For those of you who are regular listeners of Atlanta rock radio or well acquainted with the local rock scene, it’s quite possible you’ve heard some of the music created by Sean and Sami Michelsen, even if you don’t know them by name. Their long-running project, Alchemy, has been featured regularly on 99x and 97.1 The River, and Sami earned additional notoriety by winning Season Three of the local singing competition, Sing For Your Life. Indeed, it’s fair to say that over the past few years, the duo has turned themselves into a local powerhouse, one that nimbly combines Sean’s fluid guitar work with Sami’s golden vocals.
This year, however, the Michelsens decided to try their hand at a new project, teaming up with longtime friend and SAE Insitute graduate Bill Zimmerman to form the electropop trio Reptile Room. For the past few months, the three-piece have been holed up in Zimmerman’s bedroom studio, writing and recording their self-titled debut, which became available online on Friday. Overall, the four-song EP is a significant step away from Alchemy’s driving, radio-ready rock, although the Michelsen’s penchant for polished songwriting and infectious hooks remains firmly intact.
“We all think it (the EP) sounds like stuff we like, but we also don’t like what EACH OTHER likes, if that makes sense”, the group writes in an email. “Obviously Sami sings, but we collectively do every part and give input on every aspect. We all get in the room and wait until the vibe creeps, and then we creep on the vibe.”
Speaking of vibes, opener “Lights” is a triumphant earworm — its deep bass drum hits and playful synths giving way to a head-bobbing verse in which Sami muses darkly: “Are you with that girl? / Is she in your bed? / How’d she get herself / into your head?” Elsewhere, “Home” weaves together deep 808’s, delayed synths, and trap hi-hats into a groove that’s gleaming and seductive, while “Waste” seems to take its cues from Lorde’s latest with flowing melodies and sleek atmospherics creating a moody canvas for Sami to work her magic.
EP closer, “Fading,” reminds me of something that could have ended up on Calvin Harris’ cutting room floor, combining a lustful verse with a sticky chorus that straddles the thin line between self-affirmation and bitter heartbreak: “I can fake it / but it’ll hurt you more / I wanna feel it / feel the way I did before / we both know that I can’t stay here / in your twisted heart / and I know I cannot carry / all your broken parts,” Sami proclaims over soft piano notes and a steady bass drum.

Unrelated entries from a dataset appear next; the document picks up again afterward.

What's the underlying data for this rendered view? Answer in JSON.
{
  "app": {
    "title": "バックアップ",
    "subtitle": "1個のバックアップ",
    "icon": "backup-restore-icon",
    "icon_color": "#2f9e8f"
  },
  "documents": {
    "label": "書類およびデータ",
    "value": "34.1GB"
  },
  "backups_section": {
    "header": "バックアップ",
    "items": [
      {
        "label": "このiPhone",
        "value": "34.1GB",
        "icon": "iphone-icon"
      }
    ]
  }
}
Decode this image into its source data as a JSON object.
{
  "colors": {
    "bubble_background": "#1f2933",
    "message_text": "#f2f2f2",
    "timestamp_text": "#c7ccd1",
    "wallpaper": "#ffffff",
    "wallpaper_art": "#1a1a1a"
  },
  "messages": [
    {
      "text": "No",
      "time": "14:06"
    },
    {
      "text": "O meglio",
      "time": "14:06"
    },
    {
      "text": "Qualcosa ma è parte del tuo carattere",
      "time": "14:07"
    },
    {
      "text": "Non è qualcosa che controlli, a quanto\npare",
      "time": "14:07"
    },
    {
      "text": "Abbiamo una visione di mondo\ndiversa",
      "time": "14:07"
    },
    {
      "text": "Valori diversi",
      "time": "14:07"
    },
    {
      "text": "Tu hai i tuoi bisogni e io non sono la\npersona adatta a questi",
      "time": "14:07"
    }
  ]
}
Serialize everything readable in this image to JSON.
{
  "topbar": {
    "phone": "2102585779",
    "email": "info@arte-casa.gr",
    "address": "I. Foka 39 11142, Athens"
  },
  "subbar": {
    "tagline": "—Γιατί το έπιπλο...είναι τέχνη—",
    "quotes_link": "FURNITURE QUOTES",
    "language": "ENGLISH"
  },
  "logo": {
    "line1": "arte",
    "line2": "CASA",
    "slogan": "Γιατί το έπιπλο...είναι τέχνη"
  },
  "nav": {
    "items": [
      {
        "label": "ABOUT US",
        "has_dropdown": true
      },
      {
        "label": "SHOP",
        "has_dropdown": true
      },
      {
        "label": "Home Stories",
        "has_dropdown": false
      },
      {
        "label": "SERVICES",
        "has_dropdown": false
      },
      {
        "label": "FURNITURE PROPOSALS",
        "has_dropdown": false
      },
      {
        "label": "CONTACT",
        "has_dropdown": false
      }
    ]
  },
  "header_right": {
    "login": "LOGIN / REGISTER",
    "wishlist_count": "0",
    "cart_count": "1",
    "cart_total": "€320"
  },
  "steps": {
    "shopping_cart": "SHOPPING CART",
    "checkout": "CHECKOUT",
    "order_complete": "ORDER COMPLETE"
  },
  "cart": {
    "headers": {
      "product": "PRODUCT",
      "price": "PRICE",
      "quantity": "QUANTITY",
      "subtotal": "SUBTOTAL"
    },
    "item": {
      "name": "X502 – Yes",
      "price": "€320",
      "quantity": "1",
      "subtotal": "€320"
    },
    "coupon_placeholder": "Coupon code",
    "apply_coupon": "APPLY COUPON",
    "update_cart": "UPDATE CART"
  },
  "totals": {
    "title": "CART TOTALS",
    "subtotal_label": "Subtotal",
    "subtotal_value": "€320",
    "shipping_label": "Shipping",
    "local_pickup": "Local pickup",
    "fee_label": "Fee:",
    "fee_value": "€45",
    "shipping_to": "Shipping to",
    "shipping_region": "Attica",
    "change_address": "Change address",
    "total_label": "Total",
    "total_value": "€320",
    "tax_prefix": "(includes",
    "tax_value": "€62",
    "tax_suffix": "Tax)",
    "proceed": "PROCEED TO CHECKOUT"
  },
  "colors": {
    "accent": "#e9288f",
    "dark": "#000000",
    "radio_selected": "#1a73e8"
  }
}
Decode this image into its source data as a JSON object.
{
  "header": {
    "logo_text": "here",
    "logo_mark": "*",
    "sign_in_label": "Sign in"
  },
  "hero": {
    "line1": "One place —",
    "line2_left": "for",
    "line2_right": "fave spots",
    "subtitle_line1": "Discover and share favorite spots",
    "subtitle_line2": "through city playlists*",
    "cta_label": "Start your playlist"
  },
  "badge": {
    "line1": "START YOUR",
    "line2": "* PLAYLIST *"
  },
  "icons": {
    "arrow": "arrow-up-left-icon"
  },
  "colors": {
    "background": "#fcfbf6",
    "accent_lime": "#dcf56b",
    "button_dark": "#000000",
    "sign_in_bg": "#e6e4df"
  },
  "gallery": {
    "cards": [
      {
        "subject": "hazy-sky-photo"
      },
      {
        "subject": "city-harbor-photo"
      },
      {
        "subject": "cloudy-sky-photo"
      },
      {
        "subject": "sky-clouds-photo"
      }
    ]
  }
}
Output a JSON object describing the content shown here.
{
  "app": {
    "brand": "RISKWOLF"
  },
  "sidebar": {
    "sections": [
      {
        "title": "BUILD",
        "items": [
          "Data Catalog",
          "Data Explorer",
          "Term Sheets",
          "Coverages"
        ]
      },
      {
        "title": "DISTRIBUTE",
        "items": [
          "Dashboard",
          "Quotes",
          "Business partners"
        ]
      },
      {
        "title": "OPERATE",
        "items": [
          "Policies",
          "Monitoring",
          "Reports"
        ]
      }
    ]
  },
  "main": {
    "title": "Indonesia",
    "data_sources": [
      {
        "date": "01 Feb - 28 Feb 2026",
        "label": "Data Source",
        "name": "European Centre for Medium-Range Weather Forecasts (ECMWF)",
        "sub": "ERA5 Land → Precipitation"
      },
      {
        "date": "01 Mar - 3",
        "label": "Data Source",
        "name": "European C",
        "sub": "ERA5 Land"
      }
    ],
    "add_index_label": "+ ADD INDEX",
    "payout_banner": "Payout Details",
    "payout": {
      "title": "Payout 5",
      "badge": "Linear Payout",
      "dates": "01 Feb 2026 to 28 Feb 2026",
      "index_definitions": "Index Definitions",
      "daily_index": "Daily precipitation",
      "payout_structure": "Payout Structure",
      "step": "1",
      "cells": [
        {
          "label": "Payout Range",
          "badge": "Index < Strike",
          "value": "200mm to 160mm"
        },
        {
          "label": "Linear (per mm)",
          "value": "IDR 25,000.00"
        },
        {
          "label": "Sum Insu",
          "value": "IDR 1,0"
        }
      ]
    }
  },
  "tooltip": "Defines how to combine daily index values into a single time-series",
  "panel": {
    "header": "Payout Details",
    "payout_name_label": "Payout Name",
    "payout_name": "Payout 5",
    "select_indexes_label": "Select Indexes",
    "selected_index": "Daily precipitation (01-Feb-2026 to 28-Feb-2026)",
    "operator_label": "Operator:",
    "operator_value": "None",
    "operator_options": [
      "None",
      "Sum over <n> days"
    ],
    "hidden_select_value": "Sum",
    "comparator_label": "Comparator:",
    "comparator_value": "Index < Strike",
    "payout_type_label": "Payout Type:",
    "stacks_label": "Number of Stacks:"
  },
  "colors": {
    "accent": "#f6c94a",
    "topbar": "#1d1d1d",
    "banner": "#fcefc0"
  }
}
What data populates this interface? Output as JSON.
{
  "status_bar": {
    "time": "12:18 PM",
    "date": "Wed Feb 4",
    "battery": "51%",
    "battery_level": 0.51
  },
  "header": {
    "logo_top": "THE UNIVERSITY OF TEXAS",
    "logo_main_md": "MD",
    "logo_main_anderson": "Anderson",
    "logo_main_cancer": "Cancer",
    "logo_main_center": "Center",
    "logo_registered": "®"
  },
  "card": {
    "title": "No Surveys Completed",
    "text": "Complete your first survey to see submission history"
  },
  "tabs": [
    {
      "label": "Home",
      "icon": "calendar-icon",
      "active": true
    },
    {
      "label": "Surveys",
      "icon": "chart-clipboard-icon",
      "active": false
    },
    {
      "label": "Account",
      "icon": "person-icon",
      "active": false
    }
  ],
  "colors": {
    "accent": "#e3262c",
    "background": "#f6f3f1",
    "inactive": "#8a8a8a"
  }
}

While they all share a similar vibe and occupy a comparable headspace, there is a diversity among these tracks that is intriguing and captivating. At times it sounds they could have been written by four different groups, and and that’s a large part of why I find this EP so appealing. There’s a lot here to take in, and it makes me anxious to hear what the group can do for an encore.